LCMS Daily Readings:
November 30, 2010 - St. Andrew, Apostle
Today's Reading: John 1:35-42
Daily Lectionary: Isaiah 6:1-7:9; 1 Peter 2:13-25
One of the two who heard John speak, and followed Him, was Andrew, Simon Peter's brother. He first found his own brother Simon, and said to him, "We have found the Messiah" (which is translated, the Christ).(John 1:40-41)
In the Name + of Jesus. Amen. The Savior shows up. John the Baptist points Him out and says, “Behold the Lamb of God who takes away the sin of the world!” Andrew heard that and told his brother Simon to come and see. Andrew's testimony is “We have found the Messiah (the Christ, the Savior), come and see!”
Andrew was a fisherman who became a fisher of men. The Lord sent Him as an apostle to preach repentance and faith in Jesus' name to the ends of the earth. He went forth and told his hearers, “Come and see! We have found the Messiah!” Tradition is that Andrew was crucified on an “X” shaped cross, thus dying as a witness and martyr to his Lord.
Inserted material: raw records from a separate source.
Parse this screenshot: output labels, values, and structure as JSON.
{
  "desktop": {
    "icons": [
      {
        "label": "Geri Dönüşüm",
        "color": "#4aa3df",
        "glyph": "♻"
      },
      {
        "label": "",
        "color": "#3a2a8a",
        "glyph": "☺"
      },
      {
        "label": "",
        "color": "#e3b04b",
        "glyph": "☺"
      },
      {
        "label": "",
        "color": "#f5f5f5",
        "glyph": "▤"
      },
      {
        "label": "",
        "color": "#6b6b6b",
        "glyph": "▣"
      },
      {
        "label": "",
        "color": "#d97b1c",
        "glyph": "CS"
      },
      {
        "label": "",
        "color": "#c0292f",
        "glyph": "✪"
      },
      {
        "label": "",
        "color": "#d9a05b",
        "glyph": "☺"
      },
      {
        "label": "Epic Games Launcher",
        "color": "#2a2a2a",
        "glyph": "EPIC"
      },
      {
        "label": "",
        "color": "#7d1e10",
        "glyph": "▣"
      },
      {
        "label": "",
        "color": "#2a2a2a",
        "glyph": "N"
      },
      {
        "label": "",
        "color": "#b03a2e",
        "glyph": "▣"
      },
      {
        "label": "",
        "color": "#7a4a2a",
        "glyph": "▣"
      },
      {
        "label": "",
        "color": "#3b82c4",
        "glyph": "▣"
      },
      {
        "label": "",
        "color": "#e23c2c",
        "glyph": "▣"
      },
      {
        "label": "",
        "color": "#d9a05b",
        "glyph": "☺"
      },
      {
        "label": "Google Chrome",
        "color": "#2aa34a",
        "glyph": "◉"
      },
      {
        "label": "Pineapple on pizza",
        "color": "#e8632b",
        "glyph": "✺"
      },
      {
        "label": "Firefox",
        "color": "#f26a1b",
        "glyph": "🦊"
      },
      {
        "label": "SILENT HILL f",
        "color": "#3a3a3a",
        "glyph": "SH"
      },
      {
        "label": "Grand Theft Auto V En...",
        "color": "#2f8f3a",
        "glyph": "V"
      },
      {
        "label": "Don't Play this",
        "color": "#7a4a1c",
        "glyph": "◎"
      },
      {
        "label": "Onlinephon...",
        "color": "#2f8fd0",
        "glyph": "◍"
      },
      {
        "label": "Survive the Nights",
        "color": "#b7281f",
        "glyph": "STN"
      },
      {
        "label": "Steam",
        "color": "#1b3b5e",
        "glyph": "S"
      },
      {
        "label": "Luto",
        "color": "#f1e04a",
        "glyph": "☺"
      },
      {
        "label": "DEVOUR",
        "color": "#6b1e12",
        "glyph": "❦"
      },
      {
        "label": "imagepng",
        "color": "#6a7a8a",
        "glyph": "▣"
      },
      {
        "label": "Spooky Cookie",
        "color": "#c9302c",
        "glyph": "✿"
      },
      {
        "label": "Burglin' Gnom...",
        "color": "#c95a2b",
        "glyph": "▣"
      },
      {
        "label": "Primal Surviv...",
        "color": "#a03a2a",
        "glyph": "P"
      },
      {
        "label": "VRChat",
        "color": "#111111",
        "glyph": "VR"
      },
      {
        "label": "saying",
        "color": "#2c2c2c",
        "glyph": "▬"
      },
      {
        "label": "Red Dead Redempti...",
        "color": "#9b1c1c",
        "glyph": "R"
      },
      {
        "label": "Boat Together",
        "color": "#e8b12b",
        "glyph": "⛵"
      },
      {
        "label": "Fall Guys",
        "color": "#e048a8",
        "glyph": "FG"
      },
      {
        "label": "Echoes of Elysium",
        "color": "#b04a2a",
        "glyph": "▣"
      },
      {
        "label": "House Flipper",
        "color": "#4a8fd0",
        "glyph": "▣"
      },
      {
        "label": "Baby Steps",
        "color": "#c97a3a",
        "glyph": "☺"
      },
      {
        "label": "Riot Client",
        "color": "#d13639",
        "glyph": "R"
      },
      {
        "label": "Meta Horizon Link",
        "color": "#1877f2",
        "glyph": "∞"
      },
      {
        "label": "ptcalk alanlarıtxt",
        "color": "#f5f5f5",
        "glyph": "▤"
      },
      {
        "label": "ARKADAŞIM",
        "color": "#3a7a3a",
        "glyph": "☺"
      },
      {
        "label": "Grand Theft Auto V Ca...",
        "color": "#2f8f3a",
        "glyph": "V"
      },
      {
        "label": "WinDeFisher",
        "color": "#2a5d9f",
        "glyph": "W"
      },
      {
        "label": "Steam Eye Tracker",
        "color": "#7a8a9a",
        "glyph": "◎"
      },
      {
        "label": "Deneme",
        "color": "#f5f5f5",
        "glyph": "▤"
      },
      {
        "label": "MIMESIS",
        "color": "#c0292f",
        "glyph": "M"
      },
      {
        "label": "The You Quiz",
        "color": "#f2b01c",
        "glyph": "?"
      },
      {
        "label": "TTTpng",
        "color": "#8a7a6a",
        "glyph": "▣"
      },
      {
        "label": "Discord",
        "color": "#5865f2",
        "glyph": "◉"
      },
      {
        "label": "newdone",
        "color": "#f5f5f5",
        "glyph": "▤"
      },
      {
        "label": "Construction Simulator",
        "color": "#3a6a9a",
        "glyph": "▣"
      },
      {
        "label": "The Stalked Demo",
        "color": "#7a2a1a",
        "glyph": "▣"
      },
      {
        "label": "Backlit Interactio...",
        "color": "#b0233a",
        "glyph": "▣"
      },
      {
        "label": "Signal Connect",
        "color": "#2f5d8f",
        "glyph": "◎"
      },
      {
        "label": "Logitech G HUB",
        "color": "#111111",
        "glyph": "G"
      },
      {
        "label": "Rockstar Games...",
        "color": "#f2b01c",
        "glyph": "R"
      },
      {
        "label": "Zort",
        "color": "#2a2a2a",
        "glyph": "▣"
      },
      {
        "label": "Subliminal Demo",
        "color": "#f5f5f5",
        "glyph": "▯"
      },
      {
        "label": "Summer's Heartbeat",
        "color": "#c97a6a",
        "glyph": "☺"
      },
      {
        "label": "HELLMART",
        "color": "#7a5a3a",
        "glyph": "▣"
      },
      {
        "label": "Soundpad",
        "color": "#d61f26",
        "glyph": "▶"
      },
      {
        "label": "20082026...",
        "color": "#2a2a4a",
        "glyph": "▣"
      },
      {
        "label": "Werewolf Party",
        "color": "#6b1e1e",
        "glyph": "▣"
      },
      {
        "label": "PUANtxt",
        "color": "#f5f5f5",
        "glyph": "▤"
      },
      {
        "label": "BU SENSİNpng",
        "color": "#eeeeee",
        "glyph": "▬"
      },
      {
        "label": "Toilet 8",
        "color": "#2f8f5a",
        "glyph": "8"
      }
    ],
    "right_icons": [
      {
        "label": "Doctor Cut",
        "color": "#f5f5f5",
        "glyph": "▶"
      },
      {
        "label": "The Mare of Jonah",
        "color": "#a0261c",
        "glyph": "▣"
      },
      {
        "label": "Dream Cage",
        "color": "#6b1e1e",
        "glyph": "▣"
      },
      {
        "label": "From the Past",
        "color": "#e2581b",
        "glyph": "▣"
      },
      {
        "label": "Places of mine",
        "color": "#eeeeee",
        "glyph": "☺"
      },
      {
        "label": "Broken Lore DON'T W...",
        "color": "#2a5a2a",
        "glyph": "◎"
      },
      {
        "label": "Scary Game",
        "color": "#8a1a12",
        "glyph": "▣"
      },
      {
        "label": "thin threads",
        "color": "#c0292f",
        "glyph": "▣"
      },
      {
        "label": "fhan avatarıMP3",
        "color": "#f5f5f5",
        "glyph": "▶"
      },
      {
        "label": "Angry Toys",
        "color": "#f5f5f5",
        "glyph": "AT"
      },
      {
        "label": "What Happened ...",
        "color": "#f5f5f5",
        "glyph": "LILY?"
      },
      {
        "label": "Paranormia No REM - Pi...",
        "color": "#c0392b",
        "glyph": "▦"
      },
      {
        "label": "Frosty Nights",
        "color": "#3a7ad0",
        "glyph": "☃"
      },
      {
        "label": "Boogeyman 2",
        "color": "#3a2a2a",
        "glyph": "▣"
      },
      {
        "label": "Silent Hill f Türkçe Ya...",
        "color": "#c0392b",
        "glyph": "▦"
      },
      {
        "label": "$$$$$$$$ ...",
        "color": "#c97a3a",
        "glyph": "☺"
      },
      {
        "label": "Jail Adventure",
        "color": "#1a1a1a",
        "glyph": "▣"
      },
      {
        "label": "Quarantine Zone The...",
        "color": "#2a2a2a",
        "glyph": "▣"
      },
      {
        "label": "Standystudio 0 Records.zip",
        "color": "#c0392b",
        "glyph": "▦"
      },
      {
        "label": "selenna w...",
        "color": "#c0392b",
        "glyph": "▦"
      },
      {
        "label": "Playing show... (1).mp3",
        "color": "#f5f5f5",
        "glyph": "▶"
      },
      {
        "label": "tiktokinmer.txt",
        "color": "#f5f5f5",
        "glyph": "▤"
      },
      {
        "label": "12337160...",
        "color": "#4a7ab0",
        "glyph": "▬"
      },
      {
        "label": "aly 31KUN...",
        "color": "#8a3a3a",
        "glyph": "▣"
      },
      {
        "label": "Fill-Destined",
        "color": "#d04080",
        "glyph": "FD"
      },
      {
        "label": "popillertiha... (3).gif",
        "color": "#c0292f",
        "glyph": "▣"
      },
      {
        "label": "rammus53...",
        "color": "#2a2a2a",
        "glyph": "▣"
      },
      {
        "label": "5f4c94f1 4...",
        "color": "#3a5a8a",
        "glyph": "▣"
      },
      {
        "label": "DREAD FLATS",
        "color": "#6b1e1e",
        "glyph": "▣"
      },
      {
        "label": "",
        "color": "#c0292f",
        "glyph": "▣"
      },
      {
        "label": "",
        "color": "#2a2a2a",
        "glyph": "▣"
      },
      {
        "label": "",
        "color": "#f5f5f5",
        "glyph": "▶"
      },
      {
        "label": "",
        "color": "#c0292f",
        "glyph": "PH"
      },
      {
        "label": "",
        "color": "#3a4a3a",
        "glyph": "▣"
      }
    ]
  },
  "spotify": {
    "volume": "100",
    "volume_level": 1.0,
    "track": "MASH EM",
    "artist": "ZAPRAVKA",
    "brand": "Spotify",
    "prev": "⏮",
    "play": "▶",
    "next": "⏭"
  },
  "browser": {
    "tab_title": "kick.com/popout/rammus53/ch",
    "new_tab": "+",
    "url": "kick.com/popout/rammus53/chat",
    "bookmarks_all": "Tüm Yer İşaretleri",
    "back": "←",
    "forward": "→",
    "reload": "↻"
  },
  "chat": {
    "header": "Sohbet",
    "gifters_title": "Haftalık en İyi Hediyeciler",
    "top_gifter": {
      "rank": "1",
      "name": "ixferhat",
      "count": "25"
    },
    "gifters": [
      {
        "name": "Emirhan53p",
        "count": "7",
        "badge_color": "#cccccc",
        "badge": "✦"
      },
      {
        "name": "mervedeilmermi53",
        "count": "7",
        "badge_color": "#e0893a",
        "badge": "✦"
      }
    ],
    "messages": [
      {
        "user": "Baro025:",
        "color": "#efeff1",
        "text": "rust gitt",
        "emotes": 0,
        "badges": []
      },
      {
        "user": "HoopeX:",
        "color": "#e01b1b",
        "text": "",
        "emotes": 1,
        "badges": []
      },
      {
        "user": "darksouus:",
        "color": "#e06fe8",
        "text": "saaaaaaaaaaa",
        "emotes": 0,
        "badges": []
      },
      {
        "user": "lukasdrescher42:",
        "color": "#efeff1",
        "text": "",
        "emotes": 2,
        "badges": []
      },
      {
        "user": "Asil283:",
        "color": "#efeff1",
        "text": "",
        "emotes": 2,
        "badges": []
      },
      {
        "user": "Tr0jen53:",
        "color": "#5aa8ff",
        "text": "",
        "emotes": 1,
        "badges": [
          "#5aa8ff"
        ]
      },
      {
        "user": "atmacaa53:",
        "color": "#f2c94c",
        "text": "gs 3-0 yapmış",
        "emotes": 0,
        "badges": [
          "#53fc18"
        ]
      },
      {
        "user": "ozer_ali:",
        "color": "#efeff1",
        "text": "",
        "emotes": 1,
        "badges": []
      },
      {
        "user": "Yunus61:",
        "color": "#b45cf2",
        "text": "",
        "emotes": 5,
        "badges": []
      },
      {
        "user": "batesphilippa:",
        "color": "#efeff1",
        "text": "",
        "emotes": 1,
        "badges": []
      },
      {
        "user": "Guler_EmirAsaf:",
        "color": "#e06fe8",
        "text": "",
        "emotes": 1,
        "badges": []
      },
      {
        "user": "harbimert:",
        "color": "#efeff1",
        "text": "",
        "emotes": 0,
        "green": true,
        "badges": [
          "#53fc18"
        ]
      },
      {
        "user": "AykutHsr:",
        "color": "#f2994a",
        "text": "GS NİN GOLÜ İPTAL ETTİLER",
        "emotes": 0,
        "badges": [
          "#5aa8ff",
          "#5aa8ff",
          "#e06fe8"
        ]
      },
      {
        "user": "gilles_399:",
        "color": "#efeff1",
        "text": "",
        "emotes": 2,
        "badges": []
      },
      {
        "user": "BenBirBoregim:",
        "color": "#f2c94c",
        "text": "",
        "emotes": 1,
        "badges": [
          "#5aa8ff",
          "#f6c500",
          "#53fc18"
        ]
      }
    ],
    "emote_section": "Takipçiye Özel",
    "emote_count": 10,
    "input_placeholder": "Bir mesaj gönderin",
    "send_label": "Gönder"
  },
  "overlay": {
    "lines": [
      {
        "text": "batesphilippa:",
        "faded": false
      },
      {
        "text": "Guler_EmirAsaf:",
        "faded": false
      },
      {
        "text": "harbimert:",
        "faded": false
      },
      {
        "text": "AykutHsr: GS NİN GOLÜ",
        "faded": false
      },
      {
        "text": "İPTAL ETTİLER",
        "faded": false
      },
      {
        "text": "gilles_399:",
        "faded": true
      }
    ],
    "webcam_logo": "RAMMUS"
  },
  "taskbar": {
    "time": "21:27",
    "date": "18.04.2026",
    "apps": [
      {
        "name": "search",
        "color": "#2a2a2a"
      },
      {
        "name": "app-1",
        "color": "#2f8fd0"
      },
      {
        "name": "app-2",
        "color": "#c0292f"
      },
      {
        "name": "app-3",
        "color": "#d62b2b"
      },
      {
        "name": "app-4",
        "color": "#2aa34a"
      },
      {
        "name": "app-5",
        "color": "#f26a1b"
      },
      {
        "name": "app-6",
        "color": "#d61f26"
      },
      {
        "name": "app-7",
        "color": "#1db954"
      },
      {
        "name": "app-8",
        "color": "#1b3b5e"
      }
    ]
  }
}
Even for those who are not ordained, Andrew shows us the way of leading others to Christ. He says to His brother, “We have found the Messiah.” You can say that, too. You don't even have to have a big argument or discussion. Just bring them to church so that they can hear the preaching of the Lamb of God who takes away the sin of the world.
What Andrew learned from John was that Jesus was the One who would take away his sins and the sins of the whole world. That's the Savior's job. He came into this world to die for us and to rise again and to send His apostles to preach repentance and the forgiveness of sins in His name. That's what Andrew did. That's what your pastor does.
But you, like Andrew, can also point out to your friends that you know the whereabouts of the Savior. There He is: in the church, where water and the Word are splashed on sinners and God's people eat and drink the Body and Blood of the Lamb of God and have their sins forgiven. There, where His Word is, the Messiah is present, to deliver His forgiveness and life. There, in the church, is Andrew's Savior and yours. In the Name of Jesus. Amen.
All praise, O Lord, for Andrew, The first to welcome You, Whose witness to his brother Named You Messiah true. May we, with hearts kept open To You throughout the year, Confess to friend and neighbor Your advent ever near. (LSB 517:5)
Questions or comments regarding the Reflections may be sent to the Rev. Mark Buetow, Reflectons Editor, email@example.com.